---------- INFORMATION SHOWN ----------

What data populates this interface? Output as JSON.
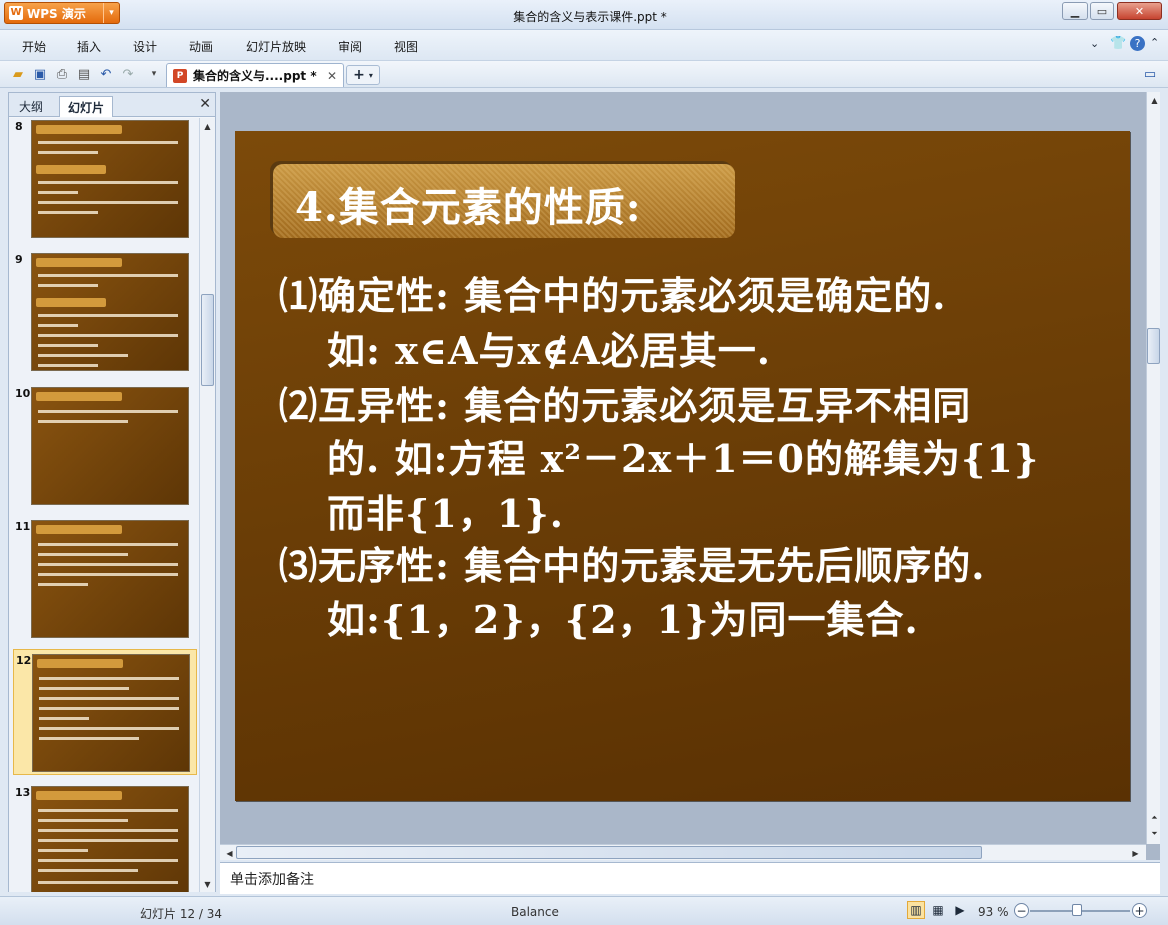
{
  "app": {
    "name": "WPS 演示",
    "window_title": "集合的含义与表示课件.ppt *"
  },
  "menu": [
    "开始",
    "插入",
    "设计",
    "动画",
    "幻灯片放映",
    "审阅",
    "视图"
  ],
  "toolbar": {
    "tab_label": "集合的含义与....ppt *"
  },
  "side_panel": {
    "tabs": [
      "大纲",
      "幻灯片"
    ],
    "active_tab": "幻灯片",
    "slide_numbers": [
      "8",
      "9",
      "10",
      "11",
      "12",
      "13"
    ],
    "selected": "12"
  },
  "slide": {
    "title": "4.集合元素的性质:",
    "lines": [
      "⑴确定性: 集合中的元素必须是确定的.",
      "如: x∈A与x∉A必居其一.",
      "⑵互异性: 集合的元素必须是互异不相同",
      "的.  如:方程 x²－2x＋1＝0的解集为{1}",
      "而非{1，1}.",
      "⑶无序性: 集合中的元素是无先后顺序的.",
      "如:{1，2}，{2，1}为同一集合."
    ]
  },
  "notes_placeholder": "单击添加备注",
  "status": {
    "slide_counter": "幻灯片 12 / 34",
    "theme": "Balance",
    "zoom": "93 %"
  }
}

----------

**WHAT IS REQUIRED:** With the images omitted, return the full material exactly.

**FINISHED TASK:**
What data populates this interface? Output as JSON.
{
  "app": {
    "name": "WPS 演示",
    "window_title": "集合的含义与表示课件.ppt *"
  },
  "menu": [
    "开始",
    "插入",
    "设计",
    "动画",
    "幻灯片放映",
    "审阅",
    "视图"
  ],
  "toolbar": {
    "tab_label": "集合的含义与....ppt *"
  },
  "side_panel": {
    "tabs": [
      "大纲",
      "幻灯片"
    ],
    "active_tab": "幻灯片",
    "slide_numbers": [
      "8",
      "9",
      "10",
      "11",
      "12",
      "13"
    ],
    "selected": "12"
  },
  "slide": {
    "title": "4.集合元素的性质:",
    "lines": [
      "⑴确定性: 集合中的元素必须是确定的.",
      "如: x∈A与x∉A必居其一.",
      "⑵互异性: 集合的元素必须是互异不相同",
      "的.  如:方程 x²－2x＋1＝0的解集为{1}",
      "而非{1，1}.",
      "⑶无序性: 集合中的元素是无先后顺序的.",
      "如:{1，2}，{2，1}为同一集合."
    ]
  },
  "notes_placeholder": "单击添加备注",
  "status": {
    "slide_counter": "幻灯片 12 / 34",
    "theme": "Balance",
    "zoom": "93 %"
  }
}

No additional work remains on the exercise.